19. Lippi, Giuseppe, Massimo Franchini, Martina Montagnana, Emmanuel J. Favaloro, Gian Cesare Guidi, and Giovanni Targher. "Dark Chocolate: Consumption for Pleasure or Therapy?" Journal of Thrombosis and Thrombolysis 28, no. 4 (2008): 482-88. doi:10.1007/s11239-008-0273-3. pp. 485-486.

20. Goya, Luis, María Martín, Beatriz Sarriá, Sonia Ramos, Raquel Mateos, and Laura Bravo. "Effect of Cocoa and Its Flavonoids on Biomarkers of Inflammation: Studies of Cell Culture, Animals and Humans." Nutrients 8, no. 4 (2016): 212-35. doi:10.3390/nu8040212. p. 229.

21. Becker, Kathrin, Simon Geisler, Florian Ueberall, Dietmar Fuchs, and Johanna M. Gostner. "Immunomodulatory Properties of Cacao Extracts – Potential Consequences for Medical Applications." Frontiers in Pharmacology 4 (2013): 1-9. doi:10.3389/fphar.2013.00154. p. 1.

22. Dona, M., I. Dellaica, F. Calabrese, R. Benelli, M. Morini, A. Albini, and S. Garbisa. "Neutrophil Restraint by Green Tea: Inhibition of Inflammation, Associated Angiogenesis, and Pulmonary Fibrosis." The Journal of Immunology 170, no. 8 (2003): 4335-341. doi:10.4049/jimmunol.170.8.4335. p. 4335.

23. Chan, Marion Man-Ying, Dunne Fong, Chi-Tang Ho, and Hsing-I Huang. "Inhibition of Inducible Nitric Oxide Synthase Gene Expression and Enzyme Activity by Epigallocatechin Gallate, a Natural Product from Green Tea." Biochemical Pharmacology 54, no. 12 (1997): 1281-286. doi:10.1016/s0006-2952(97)00504-2. p. 1281.

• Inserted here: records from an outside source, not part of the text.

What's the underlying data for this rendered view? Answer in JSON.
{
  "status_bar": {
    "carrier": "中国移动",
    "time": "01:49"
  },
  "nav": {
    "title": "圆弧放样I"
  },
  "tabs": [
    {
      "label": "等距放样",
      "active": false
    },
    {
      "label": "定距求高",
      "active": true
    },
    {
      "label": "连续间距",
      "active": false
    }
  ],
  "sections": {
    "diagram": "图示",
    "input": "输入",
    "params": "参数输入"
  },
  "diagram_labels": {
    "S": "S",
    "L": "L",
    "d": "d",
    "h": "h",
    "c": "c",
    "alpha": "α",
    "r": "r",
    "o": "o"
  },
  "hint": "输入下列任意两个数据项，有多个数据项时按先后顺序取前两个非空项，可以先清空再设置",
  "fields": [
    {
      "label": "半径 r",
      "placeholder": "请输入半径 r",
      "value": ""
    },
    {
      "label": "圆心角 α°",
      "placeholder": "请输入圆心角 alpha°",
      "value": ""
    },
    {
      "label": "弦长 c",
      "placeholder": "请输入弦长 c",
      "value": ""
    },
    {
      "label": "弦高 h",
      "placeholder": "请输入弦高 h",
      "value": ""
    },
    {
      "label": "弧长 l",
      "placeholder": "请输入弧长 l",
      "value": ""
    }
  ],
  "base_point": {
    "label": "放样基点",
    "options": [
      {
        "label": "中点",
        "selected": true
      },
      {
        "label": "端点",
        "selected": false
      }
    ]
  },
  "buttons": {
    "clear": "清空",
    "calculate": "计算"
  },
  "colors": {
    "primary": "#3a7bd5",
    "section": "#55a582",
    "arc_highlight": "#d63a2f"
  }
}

24. Reygaert, Wanda. "An Update on the Health Benefits of Green Tea." Beverages 3, no. 4 (2017): 6-20. doi:10.3390/beverages3010006. p. 6.